Data records for software interfaces:
□ □ □

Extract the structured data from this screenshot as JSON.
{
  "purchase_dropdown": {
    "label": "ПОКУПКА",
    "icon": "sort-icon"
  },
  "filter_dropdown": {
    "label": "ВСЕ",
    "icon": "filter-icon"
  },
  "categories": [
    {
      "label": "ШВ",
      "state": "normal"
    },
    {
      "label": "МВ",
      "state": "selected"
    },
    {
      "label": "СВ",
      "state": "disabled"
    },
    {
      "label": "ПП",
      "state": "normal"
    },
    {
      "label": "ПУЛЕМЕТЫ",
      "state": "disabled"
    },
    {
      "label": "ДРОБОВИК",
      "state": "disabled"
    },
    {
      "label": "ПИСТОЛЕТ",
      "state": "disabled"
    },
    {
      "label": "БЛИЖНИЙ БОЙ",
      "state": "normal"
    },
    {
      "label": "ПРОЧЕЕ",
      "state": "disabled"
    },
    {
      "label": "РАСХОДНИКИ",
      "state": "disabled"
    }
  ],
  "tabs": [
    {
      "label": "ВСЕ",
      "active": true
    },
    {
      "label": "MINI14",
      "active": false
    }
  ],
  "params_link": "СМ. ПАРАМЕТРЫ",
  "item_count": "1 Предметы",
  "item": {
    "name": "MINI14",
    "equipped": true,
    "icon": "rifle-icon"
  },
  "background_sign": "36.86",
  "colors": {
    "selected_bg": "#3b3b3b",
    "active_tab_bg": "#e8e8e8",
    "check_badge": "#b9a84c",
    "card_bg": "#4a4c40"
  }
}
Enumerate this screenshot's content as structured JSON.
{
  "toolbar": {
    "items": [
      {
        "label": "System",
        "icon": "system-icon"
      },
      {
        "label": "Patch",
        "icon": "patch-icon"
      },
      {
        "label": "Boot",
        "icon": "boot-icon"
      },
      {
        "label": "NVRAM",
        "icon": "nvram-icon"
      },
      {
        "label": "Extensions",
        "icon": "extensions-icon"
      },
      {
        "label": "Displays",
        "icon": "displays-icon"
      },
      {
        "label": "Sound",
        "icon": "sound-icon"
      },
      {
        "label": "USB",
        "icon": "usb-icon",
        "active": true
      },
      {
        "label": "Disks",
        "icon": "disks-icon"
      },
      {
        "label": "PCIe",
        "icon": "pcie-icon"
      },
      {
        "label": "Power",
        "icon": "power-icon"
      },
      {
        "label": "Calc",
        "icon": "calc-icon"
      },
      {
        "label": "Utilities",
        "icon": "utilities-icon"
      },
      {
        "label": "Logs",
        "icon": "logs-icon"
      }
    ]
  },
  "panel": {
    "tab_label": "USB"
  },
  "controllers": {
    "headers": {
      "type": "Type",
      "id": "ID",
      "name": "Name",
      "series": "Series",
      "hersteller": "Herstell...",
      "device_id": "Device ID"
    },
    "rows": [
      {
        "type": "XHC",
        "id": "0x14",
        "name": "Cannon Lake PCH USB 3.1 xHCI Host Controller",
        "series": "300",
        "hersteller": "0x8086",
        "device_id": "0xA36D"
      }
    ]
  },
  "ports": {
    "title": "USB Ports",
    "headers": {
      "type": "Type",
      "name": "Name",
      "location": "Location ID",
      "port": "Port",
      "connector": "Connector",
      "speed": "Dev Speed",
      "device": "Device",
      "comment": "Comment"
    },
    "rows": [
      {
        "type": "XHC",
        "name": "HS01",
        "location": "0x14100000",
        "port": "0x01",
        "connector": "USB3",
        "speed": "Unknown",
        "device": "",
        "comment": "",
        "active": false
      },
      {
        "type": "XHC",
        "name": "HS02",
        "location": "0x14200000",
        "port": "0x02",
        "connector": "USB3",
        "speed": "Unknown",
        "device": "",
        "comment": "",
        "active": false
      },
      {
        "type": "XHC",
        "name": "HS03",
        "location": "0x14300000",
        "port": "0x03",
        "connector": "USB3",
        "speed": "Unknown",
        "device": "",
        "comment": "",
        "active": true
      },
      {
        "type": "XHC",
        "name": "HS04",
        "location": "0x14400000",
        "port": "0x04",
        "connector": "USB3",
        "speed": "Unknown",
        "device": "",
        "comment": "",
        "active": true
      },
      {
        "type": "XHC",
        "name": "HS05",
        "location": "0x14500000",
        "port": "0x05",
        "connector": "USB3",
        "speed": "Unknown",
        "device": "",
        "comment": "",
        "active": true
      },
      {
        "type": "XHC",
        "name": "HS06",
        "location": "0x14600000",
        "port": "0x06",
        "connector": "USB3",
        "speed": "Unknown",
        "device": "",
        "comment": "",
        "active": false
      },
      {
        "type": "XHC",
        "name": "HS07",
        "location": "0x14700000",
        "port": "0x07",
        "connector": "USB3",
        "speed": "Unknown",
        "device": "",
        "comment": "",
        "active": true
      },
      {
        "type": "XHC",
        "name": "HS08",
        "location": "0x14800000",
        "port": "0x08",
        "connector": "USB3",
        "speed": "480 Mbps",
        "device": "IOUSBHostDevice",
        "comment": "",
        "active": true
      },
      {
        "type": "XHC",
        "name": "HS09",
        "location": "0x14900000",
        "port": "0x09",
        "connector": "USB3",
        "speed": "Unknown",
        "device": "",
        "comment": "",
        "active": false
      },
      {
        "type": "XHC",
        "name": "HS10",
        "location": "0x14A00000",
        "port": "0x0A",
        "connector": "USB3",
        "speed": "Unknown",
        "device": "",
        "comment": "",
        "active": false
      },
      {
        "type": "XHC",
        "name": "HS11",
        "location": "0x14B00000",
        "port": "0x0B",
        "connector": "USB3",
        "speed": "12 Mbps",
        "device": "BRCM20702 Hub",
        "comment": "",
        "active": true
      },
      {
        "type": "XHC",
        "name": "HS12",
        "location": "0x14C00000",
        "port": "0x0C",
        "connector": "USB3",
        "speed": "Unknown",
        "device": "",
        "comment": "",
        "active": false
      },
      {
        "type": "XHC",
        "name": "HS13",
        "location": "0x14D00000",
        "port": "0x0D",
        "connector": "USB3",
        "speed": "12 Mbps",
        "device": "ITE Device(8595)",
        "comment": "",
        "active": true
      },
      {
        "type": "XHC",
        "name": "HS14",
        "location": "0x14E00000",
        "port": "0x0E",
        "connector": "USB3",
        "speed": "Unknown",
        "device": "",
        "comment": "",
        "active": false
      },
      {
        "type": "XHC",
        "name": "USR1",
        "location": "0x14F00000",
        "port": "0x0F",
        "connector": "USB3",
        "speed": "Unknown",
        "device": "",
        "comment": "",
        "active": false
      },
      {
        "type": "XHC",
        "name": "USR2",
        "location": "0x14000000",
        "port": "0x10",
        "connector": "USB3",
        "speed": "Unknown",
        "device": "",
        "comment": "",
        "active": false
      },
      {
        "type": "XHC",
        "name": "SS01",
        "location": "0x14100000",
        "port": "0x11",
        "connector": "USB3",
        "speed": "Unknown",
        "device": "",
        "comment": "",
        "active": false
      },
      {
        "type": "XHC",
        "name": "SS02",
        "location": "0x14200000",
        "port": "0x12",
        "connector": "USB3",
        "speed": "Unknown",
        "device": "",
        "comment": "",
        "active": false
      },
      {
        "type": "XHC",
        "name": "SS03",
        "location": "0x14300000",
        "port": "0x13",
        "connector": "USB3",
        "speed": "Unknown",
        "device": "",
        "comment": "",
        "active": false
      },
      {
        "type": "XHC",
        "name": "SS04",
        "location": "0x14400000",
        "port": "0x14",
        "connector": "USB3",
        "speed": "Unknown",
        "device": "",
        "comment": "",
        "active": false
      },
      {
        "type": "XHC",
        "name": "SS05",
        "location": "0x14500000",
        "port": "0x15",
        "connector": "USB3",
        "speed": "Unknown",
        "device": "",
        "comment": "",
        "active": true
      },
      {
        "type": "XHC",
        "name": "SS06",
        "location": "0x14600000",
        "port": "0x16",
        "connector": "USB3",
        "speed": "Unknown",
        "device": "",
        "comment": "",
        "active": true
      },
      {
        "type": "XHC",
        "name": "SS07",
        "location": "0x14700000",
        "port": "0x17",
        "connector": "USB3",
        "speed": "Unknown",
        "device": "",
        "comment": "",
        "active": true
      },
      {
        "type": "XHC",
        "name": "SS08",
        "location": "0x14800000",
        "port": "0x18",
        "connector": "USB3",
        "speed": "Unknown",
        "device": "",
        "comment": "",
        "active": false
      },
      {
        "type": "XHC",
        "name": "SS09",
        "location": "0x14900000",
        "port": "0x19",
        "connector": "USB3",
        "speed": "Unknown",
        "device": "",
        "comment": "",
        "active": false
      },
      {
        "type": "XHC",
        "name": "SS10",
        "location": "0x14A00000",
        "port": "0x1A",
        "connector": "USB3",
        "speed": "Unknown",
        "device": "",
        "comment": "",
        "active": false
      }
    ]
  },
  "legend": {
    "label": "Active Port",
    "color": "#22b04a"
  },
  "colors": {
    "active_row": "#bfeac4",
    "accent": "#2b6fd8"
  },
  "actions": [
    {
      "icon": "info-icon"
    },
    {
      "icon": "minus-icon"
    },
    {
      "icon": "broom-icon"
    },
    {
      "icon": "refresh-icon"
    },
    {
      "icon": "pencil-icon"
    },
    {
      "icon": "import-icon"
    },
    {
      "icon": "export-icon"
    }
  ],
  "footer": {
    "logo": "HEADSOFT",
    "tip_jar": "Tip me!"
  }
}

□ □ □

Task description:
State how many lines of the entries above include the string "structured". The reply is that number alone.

Written response:
2